Chief Buthelezi is appealing to Americans to send schoolbooks -- from soft-cover Hemingway classics to hard-cover mathematics texts -- to supply black schools.
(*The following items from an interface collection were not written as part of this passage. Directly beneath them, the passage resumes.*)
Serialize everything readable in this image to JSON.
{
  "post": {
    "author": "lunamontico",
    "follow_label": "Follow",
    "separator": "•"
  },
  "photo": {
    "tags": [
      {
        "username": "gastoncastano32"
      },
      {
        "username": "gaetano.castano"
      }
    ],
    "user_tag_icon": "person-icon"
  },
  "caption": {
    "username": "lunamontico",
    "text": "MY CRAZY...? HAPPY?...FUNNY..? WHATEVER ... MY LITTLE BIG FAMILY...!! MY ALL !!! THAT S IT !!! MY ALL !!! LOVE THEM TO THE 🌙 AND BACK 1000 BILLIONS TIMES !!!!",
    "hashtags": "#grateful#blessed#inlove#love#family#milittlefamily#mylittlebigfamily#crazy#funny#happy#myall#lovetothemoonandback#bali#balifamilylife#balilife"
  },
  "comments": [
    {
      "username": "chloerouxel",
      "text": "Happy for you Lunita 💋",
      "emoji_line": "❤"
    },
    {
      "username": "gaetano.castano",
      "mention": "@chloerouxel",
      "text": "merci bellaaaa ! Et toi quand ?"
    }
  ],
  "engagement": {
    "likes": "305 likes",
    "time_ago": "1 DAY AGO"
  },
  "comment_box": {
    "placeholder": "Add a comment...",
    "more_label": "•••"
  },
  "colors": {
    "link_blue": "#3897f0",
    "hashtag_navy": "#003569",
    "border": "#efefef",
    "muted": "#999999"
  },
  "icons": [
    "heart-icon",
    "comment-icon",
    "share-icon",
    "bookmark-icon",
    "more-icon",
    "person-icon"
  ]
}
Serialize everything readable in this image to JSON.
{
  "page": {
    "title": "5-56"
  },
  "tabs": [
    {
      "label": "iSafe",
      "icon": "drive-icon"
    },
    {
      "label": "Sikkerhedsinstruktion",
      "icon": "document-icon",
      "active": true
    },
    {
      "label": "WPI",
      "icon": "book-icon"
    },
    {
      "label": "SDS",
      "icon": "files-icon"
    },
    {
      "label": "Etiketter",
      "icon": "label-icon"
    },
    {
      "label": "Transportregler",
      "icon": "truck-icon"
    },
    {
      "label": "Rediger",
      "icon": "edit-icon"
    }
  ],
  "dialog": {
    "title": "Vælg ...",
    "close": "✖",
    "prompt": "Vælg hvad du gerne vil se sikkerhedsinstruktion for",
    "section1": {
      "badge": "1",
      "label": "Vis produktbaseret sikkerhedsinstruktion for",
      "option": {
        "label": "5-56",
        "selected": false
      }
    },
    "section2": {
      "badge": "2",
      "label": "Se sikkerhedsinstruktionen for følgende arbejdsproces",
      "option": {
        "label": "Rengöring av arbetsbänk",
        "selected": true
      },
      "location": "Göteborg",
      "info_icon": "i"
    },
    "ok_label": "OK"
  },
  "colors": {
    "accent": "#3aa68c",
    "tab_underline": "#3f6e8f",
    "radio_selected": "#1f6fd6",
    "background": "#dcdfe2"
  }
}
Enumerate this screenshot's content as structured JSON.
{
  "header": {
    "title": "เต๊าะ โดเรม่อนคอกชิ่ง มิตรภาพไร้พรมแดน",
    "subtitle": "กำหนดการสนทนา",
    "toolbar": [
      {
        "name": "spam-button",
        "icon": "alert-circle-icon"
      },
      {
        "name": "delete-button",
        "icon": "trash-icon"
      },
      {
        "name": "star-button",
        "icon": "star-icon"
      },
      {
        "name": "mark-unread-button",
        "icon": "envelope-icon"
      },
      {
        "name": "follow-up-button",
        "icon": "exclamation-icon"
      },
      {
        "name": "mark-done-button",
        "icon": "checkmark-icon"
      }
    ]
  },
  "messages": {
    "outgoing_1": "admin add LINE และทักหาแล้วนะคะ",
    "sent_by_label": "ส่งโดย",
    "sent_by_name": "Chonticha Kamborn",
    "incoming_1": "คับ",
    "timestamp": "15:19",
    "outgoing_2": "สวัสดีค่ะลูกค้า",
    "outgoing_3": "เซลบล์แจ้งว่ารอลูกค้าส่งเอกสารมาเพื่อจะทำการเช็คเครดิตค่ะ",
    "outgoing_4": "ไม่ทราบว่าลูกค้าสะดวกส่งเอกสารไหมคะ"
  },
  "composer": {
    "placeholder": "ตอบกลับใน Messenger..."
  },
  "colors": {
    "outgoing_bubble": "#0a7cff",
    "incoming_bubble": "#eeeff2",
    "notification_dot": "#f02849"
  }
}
The chief is also asking for $1 contributions for a fund to help build schools.

``I wish Americans would send their books and dollars instead of supporting sanctions, if they really want to help the black people here,'' Buthelezi says.

Buthelezi says education and jobs are the real weapons in the fight against apartheid, South Africa's policy of strict racial separation.

Buthelezi opposes sanctions and disinvestment as a way of pressuring the Pretoria government to change.

``I speak to tens of thousands of black people and they always tell me they want investments because investments produce jobs,'' Buthelezi says.

The chief says young blacks need to be educated at the same levels as whites in South Africa.

``If Americans want to come here to help us, we welcome them -- teachers, doctors, anyone,'' Buthelezi says. ``There is no limit to what Americans can do for us.''

``Change will come about nonviolently, I'm assured of that,'' he added.

``But we need to educate our people.''

Contributions, with name and address, can be sent to: A Book and a Buck Trust P.O. Box 50024 Musgrave Road 4062 Durban, South Africa 30{et